SAN DIEGO -- Philip Rivers and the rest of the San Diego Chargers knew it would be emotional when they played what could be the final NFL game in San Diego.
Maybe not this emotional.
Not long after the Chargers beat the Miami Dolphins 30-14 in a matchup of last-place teams on Sunday, Rivers, Malcom Floyd, Eric Weddle and even coach Mike McCoy came back out to greet several thousand fans who don't want their team moving to Los Angeles.
Floyd fought back tears, because he's retiring at season's end.
Rivers, who will remain with the Chargers whether they stay in San Diego or move to Los Angeles, got a bit choked up talking about the franchise's history.
"It was a special day, if it is the last one," said Rivers, who threw three touchdown passes to Danny Woodhead and watched as the mighty mite ran for another score. "I told the guys before the game, they've been playing football in this town before any of us were born, and there's people who're going to be at that game today that were coming to games before we were born. But we get to close it out, if it is the end. Hopefully the fans that have seen it over the years and the players that played in there can be proud today that we at least ended it the right way."
Afterward, Rivers worked his way around the stadium signing autographs. He took off his shoes, signed them and gave them away.

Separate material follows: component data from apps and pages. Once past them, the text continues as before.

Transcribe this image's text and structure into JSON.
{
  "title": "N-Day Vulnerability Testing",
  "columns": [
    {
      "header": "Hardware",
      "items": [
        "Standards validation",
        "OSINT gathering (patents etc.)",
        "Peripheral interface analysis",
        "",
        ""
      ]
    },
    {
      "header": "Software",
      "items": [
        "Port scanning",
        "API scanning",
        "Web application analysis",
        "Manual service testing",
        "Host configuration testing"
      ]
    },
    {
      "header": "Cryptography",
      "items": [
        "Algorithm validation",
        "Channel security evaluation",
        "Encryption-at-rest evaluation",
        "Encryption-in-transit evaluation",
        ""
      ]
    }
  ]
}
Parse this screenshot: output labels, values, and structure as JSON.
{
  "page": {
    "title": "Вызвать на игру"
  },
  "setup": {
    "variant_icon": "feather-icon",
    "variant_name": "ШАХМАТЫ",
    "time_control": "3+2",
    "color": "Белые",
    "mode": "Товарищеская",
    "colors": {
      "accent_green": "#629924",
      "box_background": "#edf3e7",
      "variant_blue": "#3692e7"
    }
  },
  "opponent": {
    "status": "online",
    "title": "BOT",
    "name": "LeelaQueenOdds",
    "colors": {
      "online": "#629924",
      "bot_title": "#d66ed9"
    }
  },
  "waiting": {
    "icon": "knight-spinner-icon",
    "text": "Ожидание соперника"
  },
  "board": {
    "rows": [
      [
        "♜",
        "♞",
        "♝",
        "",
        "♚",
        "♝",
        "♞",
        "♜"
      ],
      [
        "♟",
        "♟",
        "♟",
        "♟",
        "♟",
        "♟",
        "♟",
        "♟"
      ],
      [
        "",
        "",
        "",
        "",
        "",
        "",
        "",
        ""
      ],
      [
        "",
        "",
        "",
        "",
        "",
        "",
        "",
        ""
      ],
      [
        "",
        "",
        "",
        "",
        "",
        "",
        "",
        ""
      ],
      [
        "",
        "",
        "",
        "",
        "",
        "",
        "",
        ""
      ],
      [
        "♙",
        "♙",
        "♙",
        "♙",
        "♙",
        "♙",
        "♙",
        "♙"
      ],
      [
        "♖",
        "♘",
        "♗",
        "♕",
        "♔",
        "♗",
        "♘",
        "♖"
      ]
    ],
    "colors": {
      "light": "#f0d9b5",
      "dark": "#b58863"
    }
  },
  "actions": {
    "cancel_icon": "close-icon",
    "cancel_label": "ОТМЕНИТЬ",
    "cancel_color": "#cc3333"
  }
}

Rivers even signed two signs critical of team Chairman Dean Spanos, reading: "Spanos loves money and I love San Diego" and "Don't be the Grinch who stole the Bolts from San Diego."
Spanos, who has been pushing since February to beat St. Louis Rams owner Stan Kroenke to Los Angeles, refused comment as he left the locker room with his two sons, who now run the team. Spanos wants to tap L.A.'s perceived riches.
Woodhead caught touchdown passes of 20, 9 and 9 yards and scored on a 2-yard run.
Here are some things that stood out as the Chargers (4-10) beat the Dolphins (5-9):
SURREAL SCENE: After the game, Jackson Browne's "Stay" and even "Auld Lang Syne" played on the sound system. Rivers, Floyd, Weddle and McCoy signed autographs and greeted fans.
Once security and police cleared the remaining fans, Weddle, whose contract expires after the season, went to the Chargers logo at midfield and stretched out on his back.
"I felt that's the least we could do," Rivers said. "It's more than just us that this affects, obviously, if it is the last time.
"You want them to at least end it with a memory that was unique. At least just a token that, we thank you. If this is the last one, I'll always be sick that we didn't win a championship while we were here."
THE CONTROVERSY: Spanos, who has been pushing since February to be positioned to beat St. Louis Rams owner Stan Kroenke to Los Angeles, refused comment as he left the locker room with his two sons, who now run the team. Spanos wants to tap L.A.'s perceived riches. NFL owners could vote on relocation next month. The Chargers and archrival Oakland Raiders want to build a stadium in Carson, while Kroenke wants to build one in Inglewood.
Spanos was the target of several signs. One read, "Does 54 years mean nothing Dean? NFL?" The sign was off by one year; the Chargers have been here 55 years.
FAREWELL TO FLOYD: In the fourth quarter, the Chargers played a video tribute to Floyd, who's retiring after 12 seasons in San Diego. He fought back tears after greeting fans following his final home game. Rivers tried to get Floyd a TD pass, but was intercepted at the 1 by Brent Grimes.
With 37 seconds left, McCoy called timeout so Rivers, tight end Antonio Gates and Floyd could leave the game to applause.
He did the same thing for Weddle.
Those fans who stuck around to the end cheered at the final gun.
PLAY OF THE GAME: Early in the second quarter, Rivers was intercepted by Reshad Jones, who weaved through traffic for 42 yards before guard Orlando Franklin stripped the ball. After a wild scramble, Rivers jumped on it. The Chargers moved down the field for Lambo's 28-yard field goal for a 9-0 lead.
MIAMI MUSINGS: The Dolphins lost for the fourth time in five games.
"I'm disappointed, frustrated, upset, mad, angry and any adjective you can think of right now," quarterback Ryan Tannehill said. "To come out and play like that on both sides of the ball is unacceptable in every sense of the word."
Jay Ajayi scored on a 12-yard run in the third quarter and Tannehill had a 1-yard keeper late in the fourth.